The process to change the recommended cooking temperature for pork muscle meat began six years ago. It started by meeting with the Food Safety Inspection Service to determine what scientific information was needed to complete the task, said Liz Wagstrom, the National Pork Producers Council's chief veterinarian.

“It was very much a cooperative effort, with science and policy working together,” she reported at a World Pork Expo news conference on Thursday. The end result is the newly released approved cooking temperature for pork muscle cuts of 145 F internal temperature with a 3-minute hold.

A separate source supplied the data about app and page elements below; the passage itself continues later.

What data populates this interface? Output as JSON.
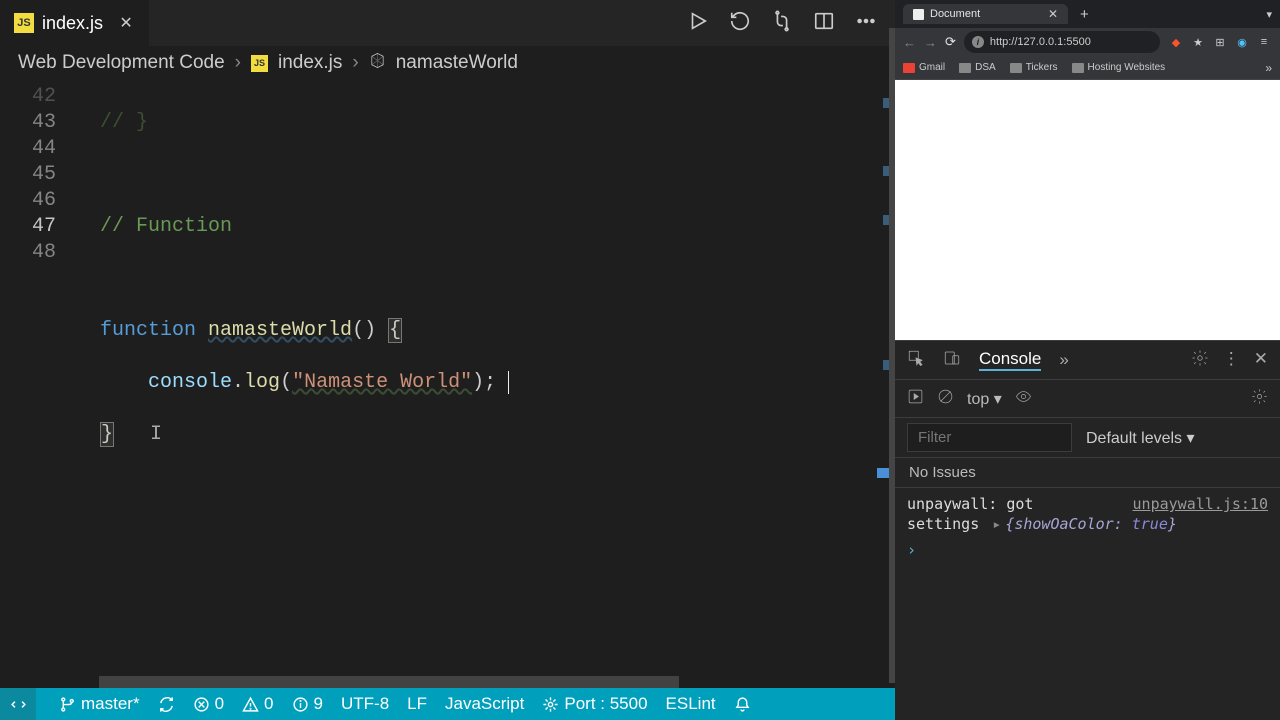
{
  "vscode": {
    "tab": {
      "file": "index.js",
      "lang_badge": "JS"
    },
    "breadcrumb": {
      "project": "Web Development Code",
      "file": "index.js",
      "symbol": "namasteWorld"
    },
    "gutter_lines": [
      "42",
      "43",
      "44",
      "45",
      "46",
      "47",
      "48"
    ],
    "code": {
      "line42": "// }",
      "line44_comment": "// Function",
      "kw_function": "function",
      "func_name": "namasteWorld",
      "parens": "()",
      "brace_open": "{",
      "console_obj": "console",
      "dot": ".",
      "log_method": "log",
      "call_open": "(",
      "string_literal": "\"Namaste World\"",
      "call_close_semicolon": ");",
      "brace_close": "}"
    },
    "status": {
      "branch": "master*",
      "errors": "0",
      "warnings": "0",
      "info": "9",
      "encoding": "UTF-8",
      "eol": "LF",
      "language": "JavaScript",
      "port": "Port : 5500",
      "linter": "ESLint"
    }
  },
  "browser": {
    "tab_title": "Document",
    "url": "http://127.0.0.1:5500",
    "bookmarks": {
      "gmail": "Gmail",
      "dsa": "DSA",
      "tickers": "Tickers",
      "hosting": "Hosting Websites"
    }
  },
  "devtools": {
    "tab_console": "Console",
    "top_select": "top ▾",
    "filter_placeholder": "Filter",
    "default_levels": "Default levels ▾",
    "no_issues": "No Issues",
    "log1_msg": "unpaywall: got settings",
    "log1_src": "unpaywall.js:10",
    "obj_open": "{",
    "obj_key": "showOaColor:",
    "obj_val": "true",
    "obj_close": "}",
    "prompt": "›"
  }
}
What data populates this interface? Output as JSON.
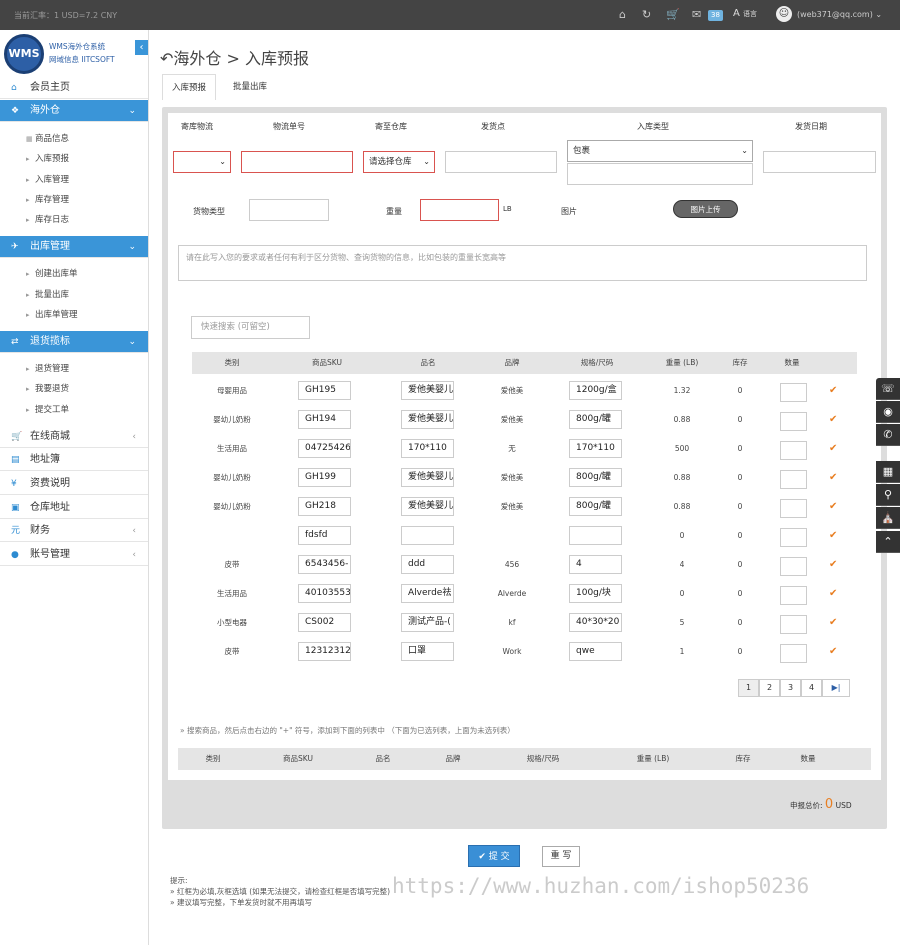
{
  "topbar": {
    "rate": "当前汇率：1 USD=7.2 CNY",
    "msg_count": "38",
    "lang": "语言",
    "user": "(web371@qq.com)"
  },
  "brand": {
    "logo": "WMS",
    "line1": "WMS海外仓系统",
    "line2": "网域信息 IITCSOFT"
  },
  "nav": {
    "home": "会员主页",
    "warehouse": "海外仓",
    "warehouse_items": [
      "商品信息",
      "入库预报",
      "入库管理",
      "库存管理",
      "库存日志"
    ],
    "outbound": "出库管理",
    "outbound_items": [
      "创建出库单",
      "批量出库",
      "出库单管理"
    ],
    "returns": "退货揽标",
    "returns_items": [
      "退货管理",
      "我要退货",
      "提交工单"
    ],
    "shop": "在线商城",
    "address": "地址簿",
    "fees": "资费说明",
    "wh_address": "仓库地址",
    "finance": "财务",
    "account": "账号管理"
  },
  "page": {
    "title": "海外仓 > 入库预报",
    "tab1": "入库预报",
    "tab2": "批量出库"
  },
  "form": {
    "labels": {
      "carrier": "寄库物流",
      "tracking": "物流单号",
      "warehouse": "寄至仓库",
      "origin": "发货点",
      "type": "入库类型",
      "date": "发货日期",
      "goods_type": "货物类型",
      "weight": "重量",
      "unit": "LB",
      "image": "图片"
    },
    "warehouse_select": "请选择仓库",
    "type_select": "包裹",
    "upload": "图片上传",
    "note_placeholder": "请在此写入您的要求或者任何有利于区分货物、查询货物的信息，比如包装的重量长宽高等",
    "search_placeholder": "快速搜索 (可留空)"
  },
  "table": {
    "headers": [
      "类别",
      "商品SKU",
      "品名",
      "品牌",
      "规格/尺码",
      "重量 (LB)",
      "库存",
      "数量"
    ],
    "rows": [
      {
        "cat": "母婴用品",
        "sku": "GH195",
        "name": "爱他美婴儿",
        "brand": "爱他美",
        "spec": "1200g/盒",
        "weight": "1.32",
        "stock": "0"
      },
      {
        "cat": "婴幼儿奶粉",
        "sku": "GH194",
        "name": "爱他美婴儿",
        "brand": "爱他美",
        "spec": "800g/罐",
        "weight": "0.88",
        "stock": "0"
      },
      {
        "cat": "生活用品",
        "sku": "04725426",
        "name": "170*110",
        "brand": "无",
        "spec": "170*110",
        "weight": "500",
        "stock": "0"
      },
      {
        "cat": "婴幼儿奶粉",
        "sku": "GH199",
        "name": "爱他美婴儿",
        "brand": "爱他美",
        "spec": "800g/罐",
        "weight": "0.88",
        "stock": "0"
      },
      {
        "cat": "婴幼儿奶粉",
        "sku": "GH218",
        "name": "爱他美婴儿",
        "brand": "爱他美",
        "spec": "800g/罐",
        "weight": "0.88",
        "stock": "0"
      },
      {
        "cat": "",
        "sku": "fdsfd",
        "name": "",
        "brand": "",
        "spec": "",
        "weight": "0",
        "stock": "0"
      },
      {
        "cat": "皮带",
        "sku": "6543456-",
        "name": "ddd",
        "brand": "456",
        "spec": "4",
        "weight": "4",
        "stock": "0"
      },
      {
        "cat": "生活用品",
        "sku": "40103553",
        "name": "Alverde祛",
        "brand": "Alverde",
        "spec": "100g/块",
        "weight": "0",
        "stock": "0"
      },
      {
        "cat": "小型电器",
        "sku": "CS002",
        "name": "测试产品-(",
        "brand": "kf",
        "spec": "40*30*20",
        "weight": "5",
        "stock": "0"
      },
      {
        "cat": "皮带",
        "sku": "12312312",
        "name": "口罩",
        "brand": "Work",
        "spec": "qwe",
        "weight": "1",
        "stock": "0"
      }
    ],
    "pages": [
      "1",
      "2",
      "3",
      "4"
    ],
    "hint": "» 搜索商品，然后点击右边的 \"+\" 符号，添加到下面的列表中 （下面为已选列表，上面为未选列表）",
    "headers2": [
      "类别",
      "商品SKU",
      "品名",
      "品牌",
      "规格/尺码",
      "重量 (LB)",
      "库存",
      "数量"
    ]
  },
  "total": {
    "label": "申报总价:",
    "value": "0",
    "unit": "USD"
  },
  "actions": {
    "submit": "提 交",
    "reset": "重 写"
  },
  "tips": {
    "title": "提示:",
    "line1": "» 红框为必填,灰框选填 (如果无法提交，请检查红框是否填写完整)",
    "line2": "» 建议填写完整，下单发货时就不用再填写"
  },
  "watermark": "https://www.huzhan.com/ishop50236"
}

The result for consumers is a juicier product, which extensive National Pork Board consumer taste panel studies show consumers prefer. Consumer groups were part of the cooking temperature discussion along the way, Wagstrom pointed out.

Cooking temperatures for ground product will remain the same—160 F for beef and pork, 165 F for poultry. “We had a long discussion on ground product,” says Audrey Adamson, NPPC’s vice president of domestic policy issues, “but those products are used differently than muscle meats.”

The question now is, how will consumers respond, and will they catch on to this new recommendation. It won’t be easy and will take a commitment of years, Wagstrom acknowledged. “That will be a generational shift.”

Also, getting people to use a thermometer is an on-going challenge, Wagstrom noted.

Education efforts will be directed to Americans from 8th-grade home-ec classes to current cooks, she added. “We are working with thermometer companies to help them recalibrate their temperature recommendations.”

Just this week, the National Pork Board directors approved $500,000 to work with educators and to help get the information out, said Mike Wegner, NPB’s vice president of communications.

“Producer groups and FSIS will work to get the message out,” said Adamson. “And that will include online ads, messages with the Food Channels, magazines and chiefs, among other things.”